> [WORK REQUIRED]:
Which lines of the records contain the word "一带一路"? Copy each one.

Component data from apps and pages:
--*--
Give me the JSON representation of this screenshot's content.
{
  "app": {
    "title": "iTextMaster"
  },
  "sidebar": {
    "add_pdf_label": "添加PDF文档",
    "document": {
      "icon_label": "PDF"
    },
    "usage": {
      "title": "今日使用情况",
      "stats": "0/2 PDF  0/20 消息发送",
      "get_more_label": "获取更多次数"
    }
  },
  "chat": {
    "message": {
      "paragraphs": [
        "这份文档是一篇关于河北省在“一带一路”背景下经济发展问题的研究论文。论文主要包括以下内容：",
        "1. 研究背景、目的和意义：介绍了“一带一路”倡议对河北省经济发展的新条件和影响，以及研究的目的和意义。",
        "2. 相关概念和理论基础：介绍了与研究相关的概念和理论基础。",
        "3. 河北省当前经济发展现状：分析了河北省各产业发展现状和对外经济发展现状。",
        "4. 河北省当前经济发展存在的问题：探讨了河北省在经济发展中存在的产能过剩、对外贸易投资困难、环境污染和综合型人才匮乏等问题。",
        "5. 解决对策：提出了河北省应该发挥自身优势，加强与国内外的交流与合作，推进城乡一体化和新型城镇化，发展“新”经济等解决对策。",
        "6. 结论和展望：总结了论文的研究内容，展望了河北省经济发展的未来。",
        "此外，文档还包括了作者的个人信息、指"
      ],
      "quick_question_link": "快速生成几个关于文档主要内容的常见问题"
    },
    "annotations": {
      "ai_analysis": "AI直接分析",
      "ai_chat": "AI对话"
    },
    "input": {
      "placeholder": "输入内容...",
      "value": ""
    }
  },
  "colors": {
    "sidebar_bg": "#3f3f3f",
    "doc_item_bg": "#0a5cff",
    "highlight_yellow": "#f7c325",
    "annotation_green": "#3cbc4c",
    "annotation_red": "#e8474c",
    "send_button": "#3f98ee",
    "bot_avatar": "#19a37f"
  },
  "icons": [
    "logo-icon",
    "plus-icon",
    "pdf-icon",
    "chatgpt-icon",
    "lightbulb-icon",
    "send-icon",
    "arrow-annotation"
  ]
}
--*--
> [RESPONSE BOX]:
        "这份文档是一篇关于河北省在“一带一路”背景下经济发展问题的研究论文。论文主要包括以下内容：",
        "1. 研究背景、目的和意义：介绍了“一带一路”倡议对河北省经济发展的新条件和影响，以及研究的目的和意义。",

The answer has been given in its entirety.